Session Leader and Engineer-in-Charge

In a given shift the Session Leader’s role is to work towards the current experimental goals, picking up where the previous shift left off. To do this they need to be not only accomplished physicists, they need to understand the current experiment, and they need to know what JET is capable of. For instance they need to know how to create the type of plasma scenario required for the experiment. The Engineer-in-Charge oversees the systems as they execute the plan of the Session Leader, ensuring everything is safe for both equipment and personnel. They have the ultimate authority over JET during their shift, and take advice from engineers from all the different areas: power supplies, gases and vacuum systems, heating systems, measurement systems and the computer systems – both safety systems and data acquisition. In actuality the lines blur somewhat and the two roles cooperate closely, says Dr George Sips, from Operations in the JET department, who runs part of the Session Leader training. “Session Leaders have to be creative, to do as much as you can with the machine, but within safe limits. The Engineer in Charge can’t check every single thing; they have to rely on the other person!” Coordinator of the Engineer-in-Charge training, Stuart Knipe, also emphasises the flexibility required of the Engineer-in-Charge in the face of a creative session leader: “It’s an experiment; things change, it’s not always black and white, you need to use your nous and your engineering intuition.”

Extensive trainings

Both training regimes are extensive and include lectures, practical exercises and then an extended apprenticeship of sitting alongside a range of experienced staff to watch and learn, and then gradually taking the reins. There is not a regular intake for trainees, as it can be difficult to find a good time to schedule a training programme. However when the numbers of Session Leaders or Engineers-in-Charge begin to decline, then a call is issued, often during the lower intensity times such as a maintenance shutdown. Says coordinator of Engineer-in-Charge training Dr Stuart Knipe. “We put a call out to department managers to nominate people who are capable, available and willing.” The trainee Engineers-in-Charge receive 32 lectures over a six month period, and then sit in on ten shifts with different Engineers-in-Charge.

“I love working on the machines and being in the control room.”

Eva Belonhy

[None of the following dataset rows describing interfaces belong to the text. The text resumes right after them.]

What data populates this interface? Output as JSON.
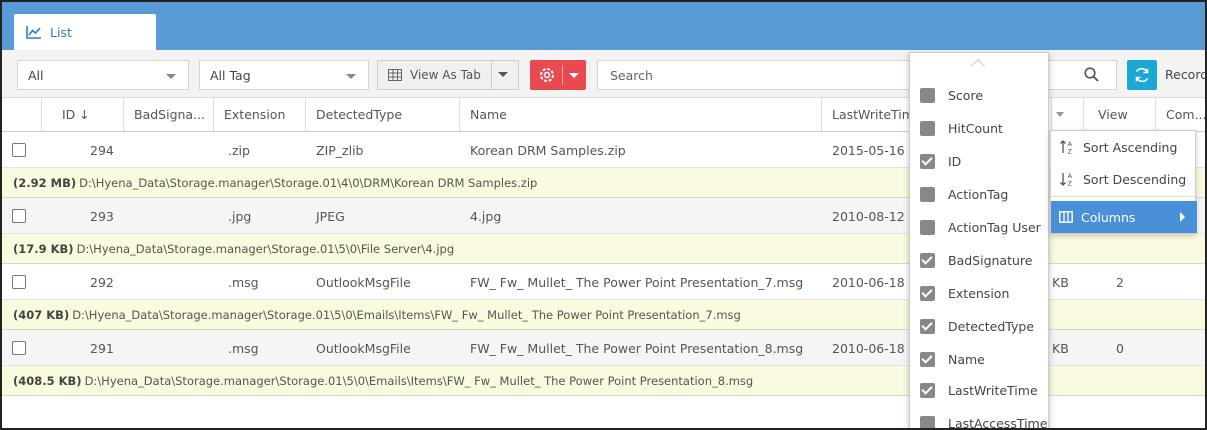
{
  "tab": {
    "label": "List",
    "icon": "line-chart-icon"
  },
  "toolbar": {
    "filter1": "All",
    "filter2": "All Tag",
    "view_label": "View As Tab",
    "search_placeholder": "Search",
    "records_label": "Records"
  },
  "columns": [
    "ID ↓",
    "BadSigna...",
    "Extension",
    "DetectedType",
    "Name",
    "LastWriteTim",
    "View",
    "Com..."
  ],
  "rows": [
    {
      "id": "294",
      "ext": ".zip",
      "type": "ZIP_zlib",
      "name": "Korean DRM Samples.zip",
      "lastwrite": "2015-05-16 2",
      "size_col": "",
      "view": "",
      "size": "(2.92 MB)",
      "path": "D:\\Hyena_Data\\Storage.manager\\Storage.01\\4\\0\\DRM\\Korean DRM Samples.zip"
    },
    {
      "id": "293",
      "ext": ".jpg",
      "type": "JPEG",
      "name": "4.jpg",
      "lastwrite": "2010-08-12 1",
      "size_col": "",
      "view": "",
      "size": "(17.9 KB)",
      "path": "D:\\Hyena_Data\\Storage.manager\\Storage.01\\5\\0\\File Server\\4.jpg"
    },
    {
      "id": "292",
      "ext": ".msg",
      "type": "OutlookMsgFile",
      "name": "FW_ Fw_ Mullet_ The Power Point Presentation_7.msg",
      "lastwrite": "2010-06-18 0",
      "size_col": "KB",
      "view": "2",
      "size": "(407 KB)",
      "path": "D:\\Hyena_Data\\Storage.manager\\Storage.01\\5\\0\\Emails\\Items\\FW_ Fw_ Mullet_ The Power Point Presentation_7.msg"
    },
    {
      "id": "291",
      "ext": ".msg",
      "type": "OutlookMsgFile",
      "name": "FW_ Fw_ Mullet_ The Power Point Presentation_8.msg",
      "lastwrite": "2010-06-18 0",
      "size_col": "KB",
      "view": "0",
      "size": "(408.5 KB)",
      "path": "D:\\Hyena_Data\\Storage.manager\\Storage.01\\5\\0\\Emails\\Items\\FW_ Fw_ Mullet_ The Power Point Presentation_8.msg"
    }
  ],
  "column_menu": [
    {
      "label": "Score",
      "checked": false
    },
    {
      "label": "HitCount",
      "checked": false
    },
    {
      "label": "ID",
      "checked": true
    },
    {
      "label": "ActionTag",
      "checked": false
    },
    {
      "label": "ActionTag User",
      "checked": false
    },
    {
      "label": "BadSignature",
      "checked": true
    },
    {
      "label": "Extension",
      "checked": true
    },
    {
      "label": "DetectedType",
      "checked": true
    },
    {
      "label": "Name",
      "checked": true
    },
    {
      "label": "LastWriteTime",
      "checked": true
    },
    {
      "label": "LastAccessTime",
      "checked": false
    }
  ],
  "context_menu": {
    "sort_asc": "Sort Ascending",
    "sort_desc": "Sort Descending",
    "columns": "Columns"
  },
  "colors": {
    "tabbar": "#5b9bd5",
    "gear_button": "#e84a50",
    "refresh_button": "#1ba8d5",
    "path_row": "#fafadf",
    "menu_active": "#4a90d9"
  }
}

In contrast the 24 Session Leader lectures and ten hours of practical exercises are grouped into a week-long training at JET to allow for scientists from all around Europe to take part. They too then spend ten to fifteen shifts alongside experienced session leaders learning the ropes. This means the training has to be conducted just before an experimental campaign commences so that the trainees are able to gain as much experience as possible throughout the full length of the campaign. “It’s quite a daunting task, the first time they see the 17-page spreadsheet of checks and balances that they have to type in as a session leader!” says George Sips. Session leaders are drawn from a range of backgrounds, he points out. “Some are technical, while others have the scientific know-how, and others are software modelling whiz-kids”. Similarly the Engineers-in-Charge could come from any area of JET, for example diagnostics, cryogenics, beams, or active gas handling.

“I enjoy working on MAST, and to learn the complexities of JET was a clear step forward.”

Luca Garzotti

Strong teamwork

To gain the breadth of knowledge required for these roles requires a big commitment. Engineers-in-Charge are expected to do at least two shifts per week. Session leaders, generally only have one shift a week, but even this amounts to a heavy load, says Dr Sips. “Typical preparation for a session is one to two days, then a day in the control room, and then reporting to the meetings afterwards.” Of the forty-five Session Leader trainees in the 2012 program, only the best ten were taken. This qualifies them to run only simple plasmas, less than 2.5 Mega amperes plasma current – to gain a full licence, to run plasmas up to four mega-amps takes another 2 – 3 years. Despite the well-rounded training program, people have individual strengths and weaknesses, and the success of the experiment is very much a product of strong teamwork between the two roles. In fact the Engineer in Charge training even includes a lecture from experienced session leader Peter Lomas entitled “Understanding the Session Leader”. Says Stuart Knipe: “A big part of it is interacting with the people, to get the maximum out of the session.” It can take over a year to become a qualified Engineer in Charge, but Dr Knipe says the thrill of running the world’s largest fusion experiment is worth it. “It takes a lot of your time, but it’s a fun role!”

Phil Dooley, EFDA